Given many characters in a typeface build on others and even just a couple of characters can reveal a lot of the features of a given typeface, what characters are good to start with when designing a typeface?

3/22/2013 10:20:00 AM

I got interested in the question (I don't design type, I just design with it), asked around folks that do, and did some research. There doesn't seem to be a consensus -- every designer works with his/her own natural creative process, and many start with a sketched idea that could be any letter or a combination.

Here are some interviews from ilovetypography.com (an excellent resource, btw) that will give you an idea of the diversity of approach: Ludwig Ubele, Nikola Djurek and Alice Savoie. Ubele says, in particular:
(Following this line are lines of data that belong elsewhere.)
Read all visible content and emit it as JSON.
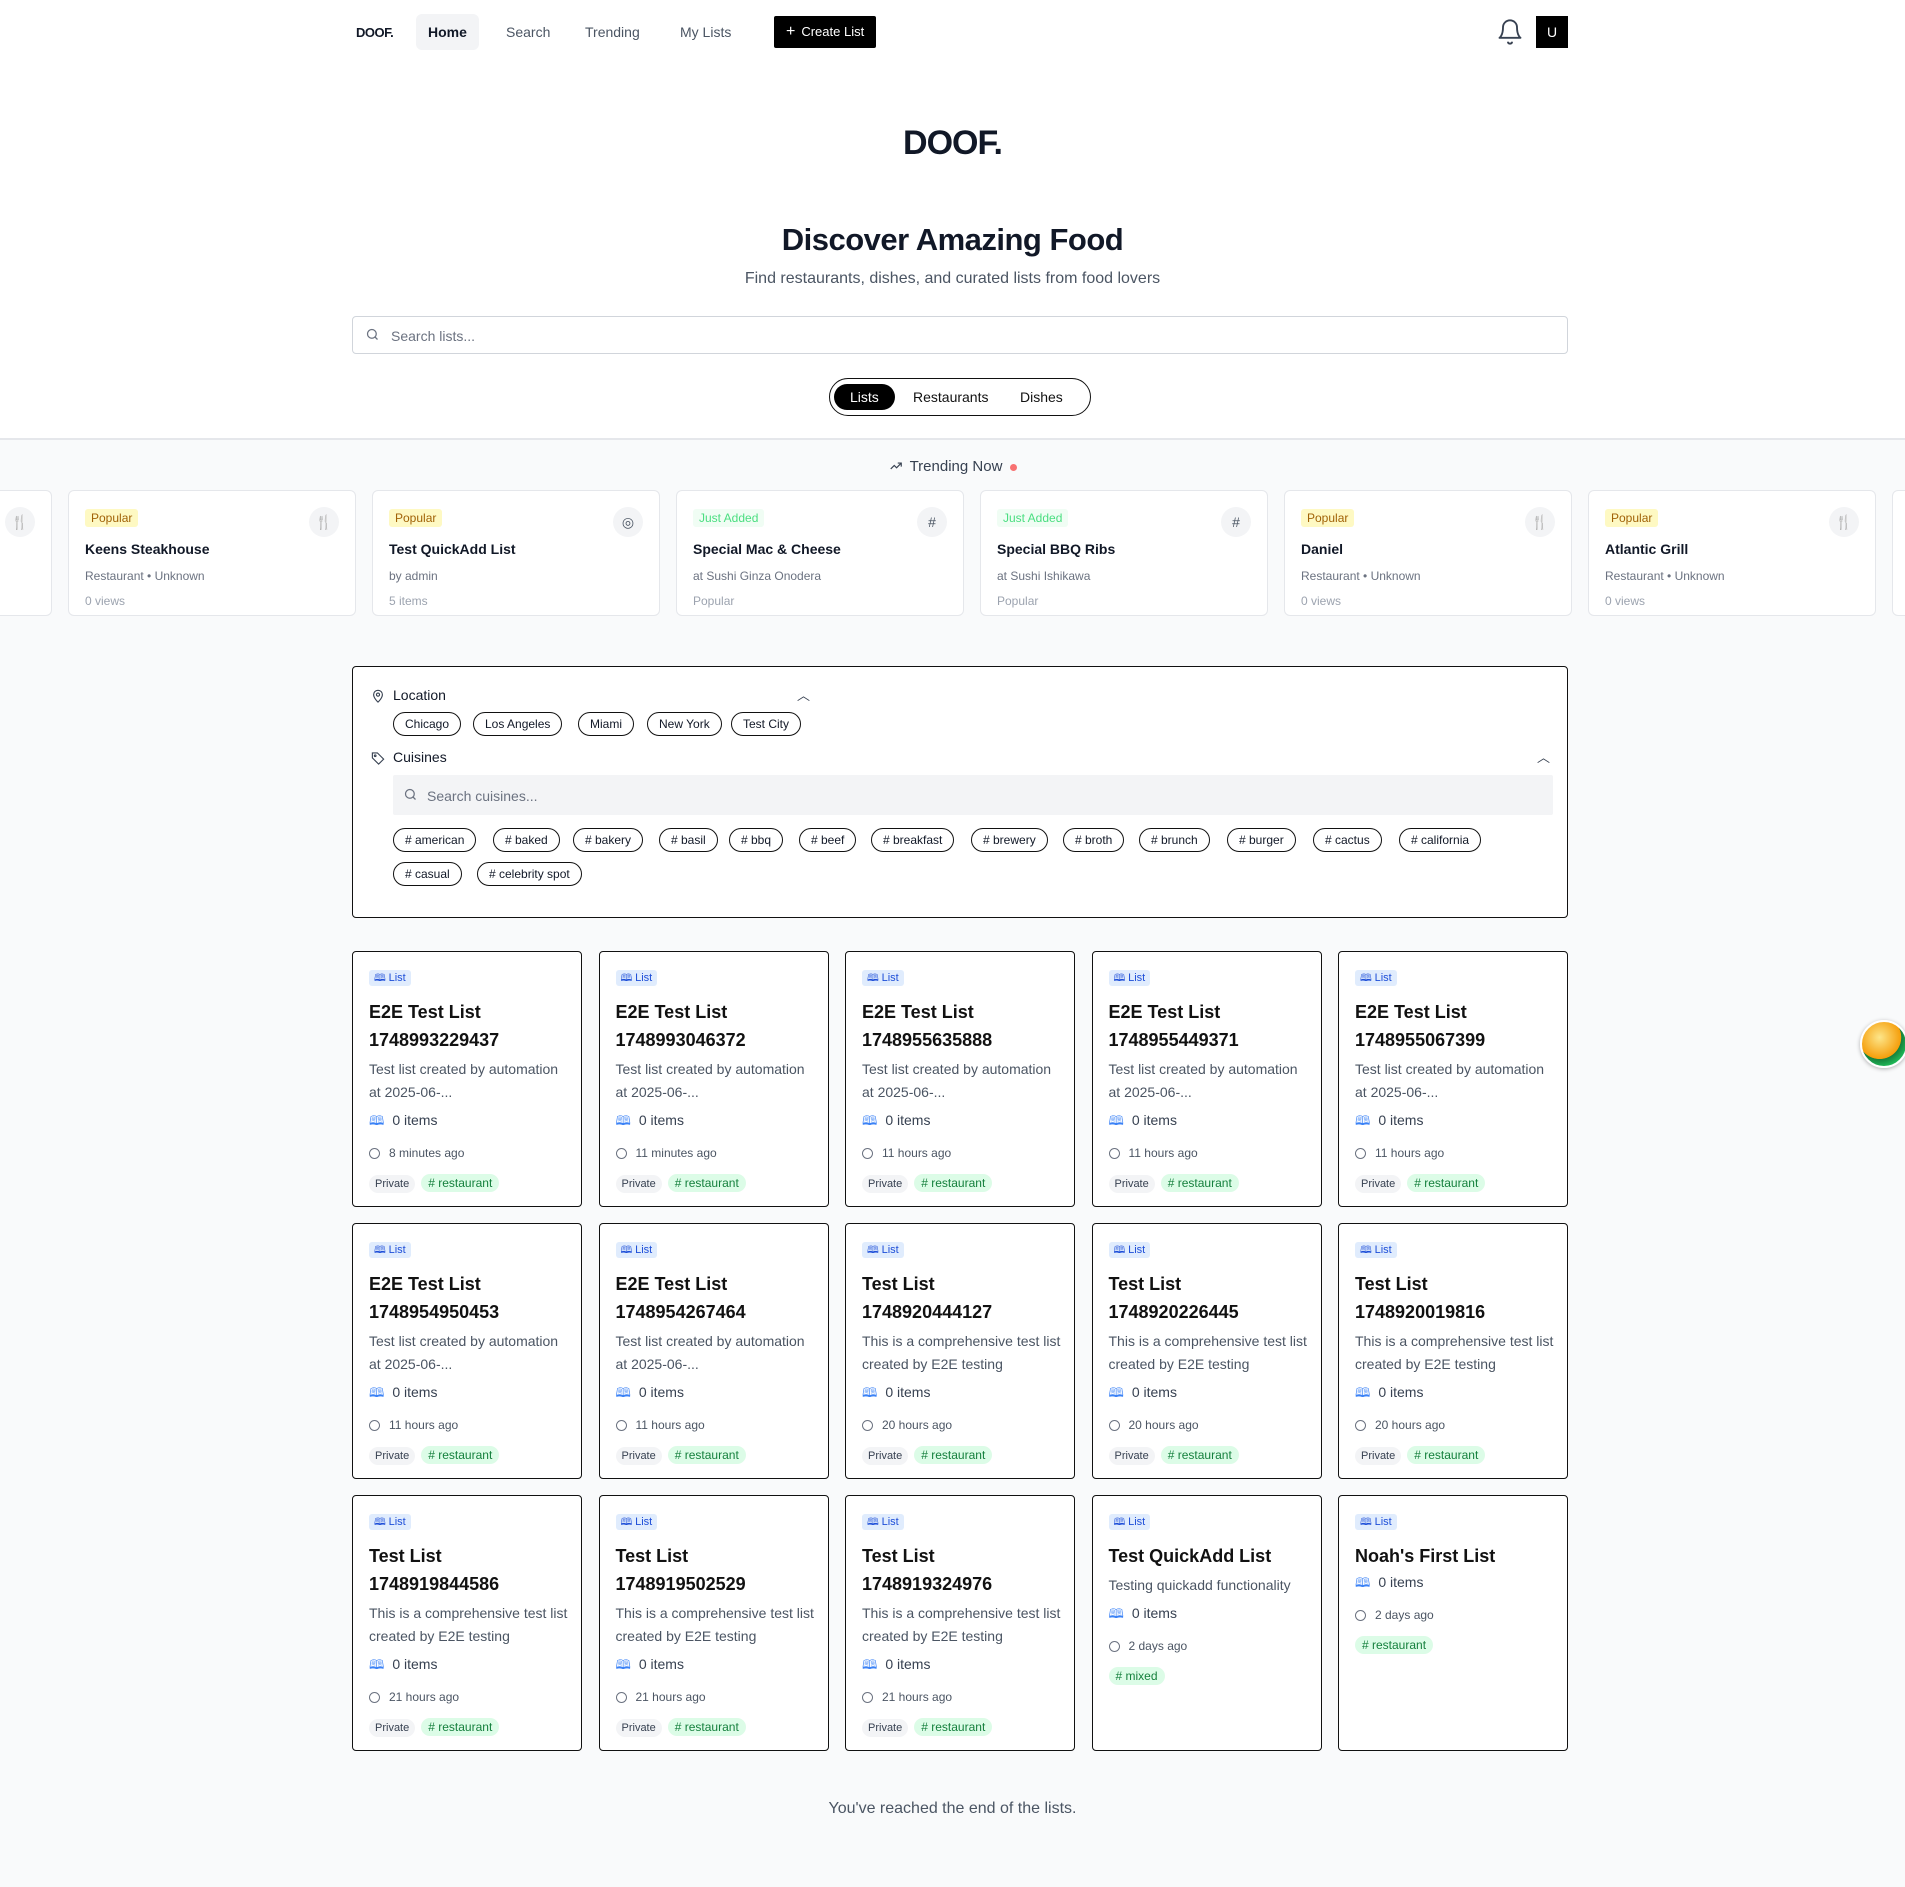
{
  "nav": {
    "logo": "DOOF.",
    "links": [
      "Home",
      "Search",
      "Trending",
      "My Lists"
    ],
    "create_label": "Create List",
    "avatar": "U"
  },
  "hero": {
    "logo": "DOOF.",
    "title": "Discover Amazing Food",
    "subtitle": "Find restaurants, dishes, and curated lists from food lovers",
    "search_placeholder": "Search lists..."
  },
  "tabs": [
    "Lists",
    "Restaurants",
    "Dishes"
  ],
  "trending": {
    "title": "Trending Now",
    "cards": [
      {
        "badge": "Popular",
        "kind": "popular",
        "icon": "utensils-icon",
        "name": "Keens Steakhouse",
        "sub": "Restaurant • Unknown",
        "meta": "0 views"
      },
      {
        "badge": "Popular",
        "kind": "popular",
        "icon": "map-pin-icon",
        "name": "Test QuickAdd List",
        "sub": "by admin",
        "meta": "5 items"
      },
      {
        "badge": "Just Added",
        "kind": "new",
        "icon": "hash-icon",
        "name": "Special Mac & Cheese",
        "sub": "at Sushi Ginza Onodera",
        "meta": "Popular"
      },
      {
        "badge": "Just Added",
        "kind": "new",
        "icon": "hash-icon",
        "name": "Special BBQ Ribs",
        "sub": "at Sushi Ishikawa",
        "meta": "Popular"
      },
      {
        "badge": "Popular",
        "kind": "popular",
        "icon": "utensils-icon",
        "name": "Daniel",
        "sub": "Restaurant • Unknown",
        "meta": "0 views"
      },
      {
        "badge": "Popular",
        "kind": "popular",
        "icon": "utensils-icon",
        "name": "Atlantic Grill",
        "sub": "Restaurant • Unknown",
        "meta": "0 views"
      }
    ]
  },
  "filters": {
    "location_label": "Location",
    "locations": [
      "Chicago",
      "Los Angeles",
      "Miami",
      "New York",
      "Test City"
    ],
    "cuisines_label": "Cuisines",
    "cuisine_search_placeholder": "Search cuisines...",
    "cuisines": [
      "# american",
      "# baked",
      "# bakery",
      "# basil",
      "# bbq",
      "# beef",
      "# breakfast",
      "# brewery",
      "# broth",
      "# brunch",
      "# burger",
      "# cactus",
      "# california",
      "# casual",
      "# celebrity spot"
    ]
  },
  "list_badge": "List",
  "cards": [
    {
      "title": "E2E Test List 1748993229437",
      "desc": "Test list created by automation at 2025-06-...",
      "items": "0 items",
      "time": "8 minutes ago",
      "privacy": "Private",
      "tag": "# restaurant"
    },
    {
      "title": "E2E Test List 1748993046372",
      "desc": "Test list created by automation at 2025-06-...",
      "items": "0 items",
      "time": "11 minutes ago",
      "privacy": "Private",
      "tag": "# restaurant"
    },
    {
      "title": "E2E Test List 1748955635888",
      "desc": "Test list created by automation at 2025-06-...",
      "items": "0 items",
      "time": "11 hours ago",
      "privacy": "Private",
      "tag": "# restaurant"
    },
    {
      "title": "E2E Test List 1748955449371",
      "desc": "Test list created by automation at 2025-06-...",
      "items": "0 items",
      "time": "11 hours ago",
      "privacy": "Private",
      "tag": "# restaurant"
    },
    {
      "title": "E2E Test List 1748955067399",
      "desc": "Test list created by automation at 2025-06-...",
      "items": "0 items",
      "time": "11 hours ago",
      "privacy": "Private",
      "tag": "# restaurant"
    },
    {
      "title": "E2E Test List 1748954950453",
      "desc": "Test list created by automation at 2025-06-...",
      "items": "0 items",
      "time": "11 hours ago",
      "privacy": "Private",
      "tag": "# restaurant"
    },
    {
      "title": "E2E Test List 1748954267464",
      "desc": "Test list created by automation at 2025-06-...",
      "items": "0 items",
      "time": "11 hours ago",
      "privacy": "Private",
      "tag": "# restaurant"
    },
    {
      "title": "Test List 1748920444127",
      "desc": "This is a comprehensive test list created by E2E testing",
      "items": "0 items",
      "time": "20 hours ago",
      "privacy": "Private",
      "tag": "# restaurant"
    },
    {
      "title": "Test List 1748920226445",
      "desc": "This is a comprehensive test list created by E2E testing",
      "items": "0 items",
      "time": "20 hours ago",
      "privacy": "Private",
      "tag": "# restaurant"
    },
    {
      "title": "Test List 1748920019816",
      "desc": "This is a comprehensive test list created by E2E testing",
      "items": "0 items",
      "time": "20 hours ago",
      "privacy": "Private",
      "tag": "# restaurant"
    },
    {
      "title": "Test List 1748919844586",
      "desc": "This is a comprehensive test list created by E2E testing",
      "items": "0 items",
      "time": "21 hours ago",
      "privacy": "Private",
      "tag": "# restaurant"
    },
    {
      "title": "Test List 1748919502529",
      "desc": "This is a comprehensive test list created by E2E testing",
      "items": "0 items",
      "time": "21 hours ago",
      "privacy": "Private",
      "tag": "# restaurant"
    },
    {
      "title": "Test List 1748919324976",
      "desc": "This is a comprehensive test list created by E2E testing",
      "items": "0 items",
      "time": "21 hours ago",
      "privacy": "Private",
      "tag": "# restaurant"
    },
    {
      "title": "Test QuickAdd List",
      "desc": "Testing quickadd functionality",
      "items": "0 items",
      "time": "2 days ago",
      "privacy": "",
      "tag": "# mixed"
    },
    {
      "title": "Noah's First List",
      "desc": "",
      "items": "0 items",
      "time": "2 days ago",
      "privacy": "",
      "tag": "# restaurant"
    }
  ],
  "end_text": "You've reached the end of the lists."
}
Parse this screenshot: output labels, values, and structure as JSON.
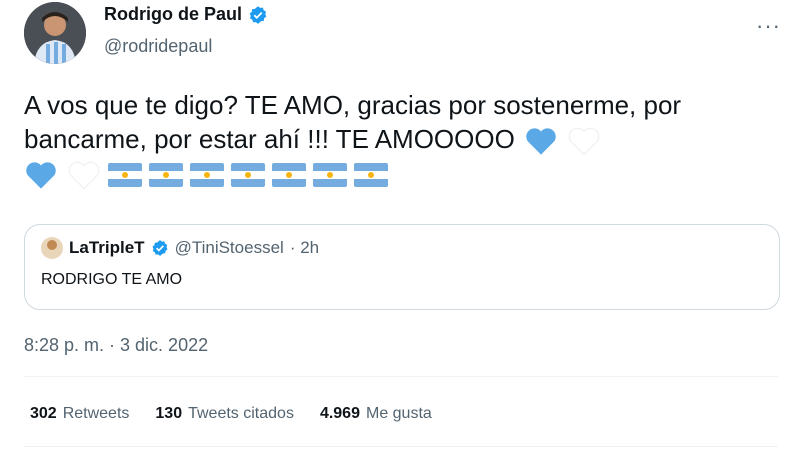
{
  "author": {
    "name": "Rodrigo de Paul",
    "handle": "@rodridepaul"
  },
  "tweet": {
    "text": "A vos que te digo? TE AMO, gracias por sostenerme, por bancarme, por estar ahí !!! TE AMOOOOO",
    "emoji": [
      "blue-heart",
      "white-heart",
      "blue-heart",
      "white-heart",
      "argentina-flag x7"
    ],
    "timestamp": "8:28 p. m. · 3 dic. 2022"
  },
  "quoted": {
    "name": "LaTripleT",
    "handle": "@TiniStoessel",
    "time": "· 2h",
    "text": "RODRIGO TE AMO"
  },
  "stats": [
    {
      "count": "302",
      "label": "Retweets"
    },
    {
      "count": "130",
      "label": "Tweets citados"
    },
    {
      "count": "4.969",
      "label": "Me gusta"
    }
  ],
  "colors": {
    "verified": "#1d9bf0",
    "blue_heart": "#5aa9e6",
    "muted": "#536471"
  },
  "more_icon": "more-horizontal-icon"
}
The nicest part is to start: sketching randomly, finding an idea and a general construction or characteristic; drawing the first letters and making the first words. As I said before I don’t have a specific letter which I usually start with, but there are some key glyphs which show the basic forms: n, b, o, v for instance for lowercase, A, H, O for uppercase.

I try in the begining not to concentrate too much on single letters but work on the whole alphabet and balance the single letters in relation to each other. That way I can set text very early on, and see how the typeface looks in small printed text—that’s usually very different from what you see on screen.

The best typographic resource I know of on the web is typophile.com. There is a terrific "How To" section in the wiki, and you can branch out from there. This site will take you as deep as you want to go into typeface design.

6/22/2011 6:51:00 PM